**Data for the task**.
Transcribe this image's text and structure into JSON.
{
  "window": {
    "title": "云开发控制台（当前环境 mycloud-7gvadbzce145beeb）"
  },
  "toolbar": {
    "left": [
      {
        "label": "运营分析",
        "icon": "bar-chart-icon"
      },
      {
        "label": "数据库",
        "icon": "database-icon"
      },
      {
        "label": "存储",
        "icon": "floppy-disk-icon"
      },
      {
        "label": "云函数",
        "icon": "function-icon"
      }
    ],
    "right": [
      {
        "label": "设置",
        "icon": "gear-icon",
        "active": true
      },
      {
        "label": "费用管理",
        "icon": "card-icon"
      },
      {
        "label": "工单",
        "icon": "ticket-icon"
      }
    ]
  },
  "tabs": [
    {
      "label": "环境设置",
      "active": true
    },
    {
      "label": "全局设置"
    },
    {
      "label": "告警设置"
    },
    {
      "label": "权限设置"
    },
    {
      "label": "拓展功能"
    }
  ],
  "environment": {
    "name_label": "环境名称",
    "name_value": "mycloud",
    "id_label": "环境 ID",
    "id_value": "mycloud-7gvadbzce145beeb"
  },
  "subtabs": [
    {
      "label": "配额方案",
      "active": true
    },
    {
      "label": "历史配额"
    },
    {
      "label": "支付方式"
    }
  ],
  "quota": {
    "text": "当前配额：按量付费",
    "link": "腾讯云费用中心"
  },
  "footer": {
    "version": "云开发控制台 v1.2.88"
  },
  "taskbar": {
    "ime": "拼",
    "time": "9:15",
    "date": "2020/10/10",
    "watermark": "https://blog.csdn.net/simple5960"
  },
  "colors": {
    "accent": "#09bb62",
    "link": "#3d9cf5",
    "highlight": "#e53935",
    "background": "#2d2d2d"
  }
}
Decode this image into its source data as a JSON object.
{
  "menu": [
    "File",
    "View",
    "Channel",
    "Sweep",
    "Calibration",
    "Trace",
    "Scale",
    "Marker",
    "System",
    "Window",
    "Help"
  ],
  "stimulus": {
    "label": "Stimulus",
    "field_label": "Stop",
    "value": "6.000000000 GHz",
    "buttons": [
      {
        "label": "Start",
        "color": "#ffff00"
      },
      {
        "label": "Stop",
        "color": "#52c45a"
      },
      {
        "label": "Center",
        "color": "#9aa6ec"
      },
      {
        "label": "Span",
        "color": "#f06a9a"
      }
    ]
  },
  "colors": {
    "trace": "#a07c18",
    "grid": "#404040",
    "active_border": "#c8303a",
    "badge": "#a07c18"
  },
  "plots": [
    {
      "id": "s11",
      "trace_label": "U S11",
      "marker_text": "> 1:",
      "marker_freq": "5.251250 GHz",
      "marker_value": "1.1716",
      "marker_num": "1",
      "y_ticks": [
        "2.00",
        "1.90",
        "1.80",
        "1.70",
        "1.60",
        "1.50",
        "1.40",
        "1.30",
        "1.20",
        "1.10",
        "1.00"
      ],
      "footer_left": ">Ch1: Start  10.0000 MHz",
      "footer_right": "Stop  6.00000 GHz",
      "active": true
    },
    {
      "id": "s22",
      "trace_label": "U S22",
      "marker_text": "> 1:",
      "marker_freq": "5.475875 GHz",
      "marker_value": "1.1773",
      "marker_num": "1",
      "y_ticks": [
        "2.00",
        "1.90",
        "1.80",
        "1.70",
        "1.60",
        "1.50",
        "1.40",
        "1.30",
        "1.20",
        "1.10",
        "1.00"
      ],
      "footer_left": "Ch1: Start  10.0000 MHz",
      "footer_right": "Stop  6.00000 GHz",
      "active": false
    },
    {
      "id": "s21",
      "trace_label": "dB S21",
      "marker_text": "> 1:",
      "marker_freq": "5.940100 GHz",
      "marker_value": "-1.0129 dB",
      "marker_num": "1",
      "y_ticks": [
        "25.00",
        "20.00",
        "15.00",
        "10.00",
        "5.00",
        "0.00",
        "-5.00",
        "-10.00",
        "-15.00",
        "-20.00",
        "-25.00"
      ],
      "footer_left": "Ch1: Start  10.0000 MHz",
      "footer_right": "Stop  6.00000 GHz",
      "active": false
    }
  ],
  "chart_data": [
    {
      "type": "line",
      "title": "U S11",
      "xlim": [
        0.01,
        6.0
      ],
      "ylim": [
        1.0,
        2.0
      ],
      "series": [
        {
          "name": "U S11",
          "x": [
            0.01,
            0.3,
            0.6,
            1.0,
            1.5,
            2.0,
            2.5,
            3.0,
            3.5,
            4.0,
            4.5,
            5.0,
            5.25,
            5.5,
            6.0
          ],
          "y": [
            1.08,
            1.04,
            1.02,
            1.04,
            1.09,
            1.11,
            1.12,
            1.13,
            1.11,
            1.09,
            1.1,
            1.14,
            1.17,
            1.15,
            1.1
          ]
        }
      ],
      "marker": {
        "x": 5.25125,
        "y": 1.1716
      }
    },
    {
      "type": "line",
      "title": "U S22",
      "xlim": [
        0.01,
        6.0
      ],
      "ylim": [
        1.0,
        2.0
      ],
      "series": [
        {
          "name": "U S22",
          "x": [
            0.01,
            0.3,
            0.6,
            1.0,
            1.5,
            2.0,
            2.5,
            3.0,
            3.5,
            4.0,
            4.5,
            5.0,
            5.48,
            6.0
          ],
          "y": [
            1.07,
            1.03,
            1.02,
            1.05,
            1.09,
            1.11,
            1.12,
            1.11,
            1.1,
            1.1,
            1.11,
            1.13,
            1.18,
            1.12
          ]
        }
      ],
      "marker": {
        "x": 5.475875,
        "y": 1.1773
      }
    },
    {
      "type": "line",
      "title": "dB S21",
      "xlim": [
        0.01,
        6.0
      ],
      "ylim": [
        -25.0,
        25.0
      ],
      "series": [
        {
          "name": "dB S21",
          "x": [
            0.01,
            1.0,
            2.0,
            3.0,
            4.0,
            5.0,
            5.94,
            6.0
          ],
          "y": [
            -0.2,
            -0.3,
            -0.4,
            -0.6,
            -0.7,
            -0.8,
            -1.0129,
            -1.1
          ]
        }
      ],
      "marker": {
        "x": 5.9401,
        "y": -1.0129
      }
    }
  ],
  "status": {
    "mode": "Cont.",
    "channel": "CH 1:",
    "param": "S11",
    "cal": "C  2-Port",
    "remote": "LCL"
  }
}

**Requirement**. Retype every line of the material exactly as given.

**Solved problem**.
Transcribe this image's text and structure into JSON.
{
  "window": {
    "title": "云开发控制台（当前环境 mycloud-7gvadbzce145beeb）"
  },
  "toolbar": {
    "left": [
      {
        "label": "运营分析",
        "icon": "bar-chart-icon"
      },
      {
        "label": "数据库",
        "icon": "database-icon"
      },
      {
        "label": "存储",
        "icon": "floppy-disk-icon"
      },
      {
        "label": "云函数",
        "icon": "function-icon"
      }
    ],
    "right": [
      {
        "label": "设置",
        "icon": "gear-icon",
        "active": true
      },
      {
        "label": "费用管理",
        "icon": "card-icon"
      },
      {
        "label": "工单",
        "icon": "ticket-icon"
      }
    ]
  },
  "tabs": [
    {
      "label": "环境设置",
      "active": true
    },
    {
      "label": "全局设置"
    },
    {
      "label": "告警设置"
    },
    {
      "label": "权限设置"
    },
    {
      "label": "拓展功能"
    }
  ],
  "environment": {
    "name_label": "环境名称",
    "name_value": "mycloud",
    "id_label": "环境 ID",
    "id_value": "mycloud-7gvadbzce145beeb"
  },
  "subtabs": [
    {
      "label": "配额方案",
      "active": true
    },
    {
      "label": "历史配额"
    },
    {
      "label": "支付方式"
    }
  ],
  "quota": {
    "text": "当前配额：按量付费",
    "link": "腾讯云费用中心"
  },
  "footer": {
    "version": "云开发控制台 v1.2.88"
  },
  "taskbar": {
    "ime": "拼",
    "time": "9:15",
    "date": "2020/10/10",
    "watermark": "https://blog.csdn.net/simple5960"
  },
  "colors": {
    "accent": "#09bb62",
    "link": "#3d9cf5",
    "highlight": "#e53935",
    "background": "#2d2d2d"
  }
}
Decode this image into its source data as a JSON object.
{
  "menu": [
    "File",
    "View",
    "Channel",
    "Sweep",
    "Calibration",
    "Trace",
    "Scale",
    "Marker",
    "System",
    "Window",
    "Help"
  ],
  "stimulus": {
    "label": "Stimulus",
    "field_label": "Stop",
    "value": "6.000000000 GHz",
    "buttons": [
      {
        "label": "Start",
        "color": "#ffff00"
      },
      {
        "label": "Stop",
        "color": "#52c45a"
      },
      {
        "label": "Center",
        "color": "#9aa6ec"
      },
      {
        "label": "Span",
        "color": "#f06a9a"
      }
    ]
  },
  "colors": {
    "trace": "#a07c18",
    "grid": "#404040",
    "active_border": "#c8303a",
    "badge": "#a07c18"
  },
  "plots": [
    {
      "id": "s11",
      "trace_label": "U S11",
      "marker_text": "> 1:",
      "marker_freq": "5.251250 GHz",
      "marker_value": "1.1716",
      "marker_num": "1",
      "y_ticks": [
        "2.00",
        "1.90",
        "1.80",
        "1.70",
        "1.60",
        "1.50",
        "1.40",
        "1.30",
        "1.20",
        "1.10",
        "1.00"
      ],
      "footer_left": ">Ch1: Start  10.0000 MHz",
      "footer_right": "Stop  6.00000 GHz",
      "active": true
    },
    {
      "id": "s22",
      "trace_label": "U S22",
      "marker_text": "> 1:",
      "marker_freq": "5.475875 GHz",
      "marker_value": "1.1773",
      "marker_num": "1",
      "y_ticks": [
        "2.00",
        "1.90",
        "1.80",
        "1.70",
        "1.60",
        "1.50",
        "1.40",
        "1.30",
        "1.20",
        "1.10",
        "1.00"
      ],
      "footer_left": "Ch1: Start  10.0000 MHz",
      "footer_right": "Stop  6.00000 GHz",
      "active": false
    },
    {
      "id": "s21",
      "trace_label": "dB S21",
      "marker_text": "> 1:",
      "marker_freq": "5.940100 GHz",
      "marker_value": "-1.0129 dB",
      "marker_num": "1",
      "y_ticks": [
        "25.00",
        "20.00",
        "15.00",
        "10.00",
        "5.00",
        "0.00",
        "-5.00",
        "-10.00",
        "-15.00",
        "-20.00",
        "-25.00"
      ],
      "footer_left": "Ch1: Start  10.0000 MHz",
      "footer_right": "Stop  6.00000 GHz",
      "active": false
    }
  ],
  "chart_data": [
    {
      "type": "line",
      "title": "U S11",
      "xlim": [
        0.01,
        6.0
      ],
      "ylim": [
        1.0,
        2.0
      ],
      "series": [
        {
          "name": "U S11",
          "x": [
            0.01,
            0.3,
            0.6,
            1.0,
            1.5,
            2.0,
            2.5,
            3.0,
            3.5,
            4.0,
            4.5,
            5.0,
            5.25,
            5.5,
            6.0
          ],
          "y": [
            1.08,
            1.04,
            1.02,
            1.04,
            1.09,
            1.11,
            1.12,
            1.13,
            1.11,
            1.09,
            1.1,
            1.14,
            1.17,
            1.15,
            1.1
          ]
        }
      ],
      "marker": {
        "x": 5.25125,
        "y": 1.1716
      }
    },
    {
      "type": "line",
      "title": "U S22",
      "xlim": [
        0.01,
        6.0
      ],
      "ylim": [
        1.0,
        2.0
      ],
      "series": [
        {
          "name": "U S22",
          "x": [
            0.01,
            0.3,
            0.6,
            1.0,
            1.5,
            2.0,
            2.5,
            3.0,
            3.5,
            4.0,
            4.5,
            5.0,
            5.48,
            6.0
          ],
          "y": [
            1.07,
            1.03,
            1.02,
            1.05,
            1.09,
            1.11,
            1.12,
            1.11,
            1.1,
            1.1,
            1.11,
            1.13,
            1.18,
            1.12
          ]
        }
      ],
      "marker": {
        "x": 5.475875,
        "y": 1.1773
      }
    },
    {
      "type": "line",
      "title": "dB S21",
      "xlim": [
        0.01,
        6.0
      ],
      "ylim": [
        -25.0,
        25.0
      ],
      "series": [
        {
          "name": "dB S21",
          "x": [
            0.01,
            1.0,
            2.0,
            3.0,
            4.0,
            5.0,
            5.94,
            6.0
          ],
          "y": [
            -0.2,
            -0.3,
            -0.4,
            -0.6,
            -0.7,
            -0.8,
            -1.0129,
            -1.1
          ]
        }
      ],
      "marker": {
        "x": 5.9401,
        "y": -1.0129
      }
    }
  ],
  "status": {
    "mode": "Cont.",
    "channel": "CH 1:",
    "param": "S11",
    "cal": "C  2-Port",
    "remote": "LCL"
  }
}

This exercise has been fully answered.